Dollar slide worries JCC
The Jamaica Chamber of Commerce (JCC) has said it is concerned about the pace of the devaluation of the Jamaican dollar.
In a media release issued yesterday, the JCC stated: "At January 1, 2016, the average rate was US$1 to J$120.24. At May 19, 2016, this had declined to US$1=J$125.33, representing a decline of 4.2 per cent since the beginning of the year. This, compared to a decline of 4.2 per cent for all 2015 (from US$1=J$115.32 at the beginning of January 2015 to J$120.24 at the end of the year) is, in our view, cause for concern."
The JCC continued: "Jamaicans were advised by the authorities at the end of 2015 that the exchange rate of approximately 120:1 was a competitive one, with respect to our main trading partners. In that context - and in light of the fact that our inflation rate has been below three per cent for the 12-month period ending on May 19, 2016 has remained under three per cent and our Net International Reserves showing a healthy US$2.4 billion - there seems little apparent reason why the pace of devaluation has increased."
The release concluded: "Our concern is that if this rate of devaluation is left unchecked, it could contribute to an erosion of confidence, which could in turn contribute to further devaluation, increased inflation and prove to be a damper on investments.
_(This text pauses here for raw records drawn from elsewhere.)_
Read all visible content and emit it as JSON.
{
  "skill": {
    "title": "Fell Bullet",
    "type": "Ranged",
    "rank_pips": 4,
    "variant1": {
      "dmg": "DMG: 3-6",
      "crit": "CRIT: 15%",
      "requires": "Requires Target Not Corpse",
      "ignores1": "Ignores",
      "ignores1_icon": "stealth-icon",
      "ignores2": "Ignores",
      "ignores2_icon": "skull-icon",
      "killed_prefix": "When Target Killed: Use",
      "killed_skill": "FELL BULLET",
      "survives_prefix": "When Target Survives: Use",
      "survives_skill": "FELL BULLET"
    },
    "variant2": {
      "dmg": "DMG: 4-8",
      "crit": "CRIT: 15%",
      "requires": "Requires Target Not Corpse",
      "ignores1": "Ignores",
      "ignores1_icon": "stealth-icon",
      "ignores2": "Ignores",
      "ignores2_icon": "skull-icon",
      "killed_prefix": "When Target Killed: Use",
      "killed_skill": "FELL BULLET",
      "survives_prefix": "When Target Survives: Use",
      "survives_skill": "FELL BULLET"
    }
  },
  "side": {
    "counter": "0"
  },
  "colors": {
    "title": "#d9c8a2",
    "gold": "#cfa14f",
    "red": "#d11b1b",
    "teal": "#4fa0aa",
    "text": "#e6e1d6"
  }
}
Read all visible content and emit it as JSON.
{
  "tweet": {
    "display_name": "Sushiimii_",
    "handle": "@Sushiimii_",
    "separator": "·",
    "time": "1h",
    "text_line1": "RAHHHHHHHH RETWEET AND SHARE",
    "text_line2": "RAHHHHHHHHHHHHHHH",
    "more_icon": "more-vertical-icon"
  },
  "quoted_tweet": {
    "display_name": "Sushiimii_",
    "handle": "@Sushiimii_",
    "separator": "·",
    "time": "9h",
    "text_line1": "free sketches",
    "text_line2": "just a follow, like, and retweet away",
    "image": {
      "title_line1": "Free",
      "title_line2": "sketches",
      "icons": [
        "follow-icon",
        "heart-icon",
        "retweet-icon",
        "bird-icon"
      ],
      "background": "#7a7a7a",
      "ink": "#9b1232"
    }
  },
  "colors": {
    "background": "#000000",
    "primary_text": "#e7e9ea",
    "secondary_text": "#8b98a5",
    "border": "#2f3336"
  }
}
"The JCC is, therefore, calling on the BOJ (Bank of Jamaica) to play a more active role in the management of the exchange rate, including direct intervention, as a matter of urgency."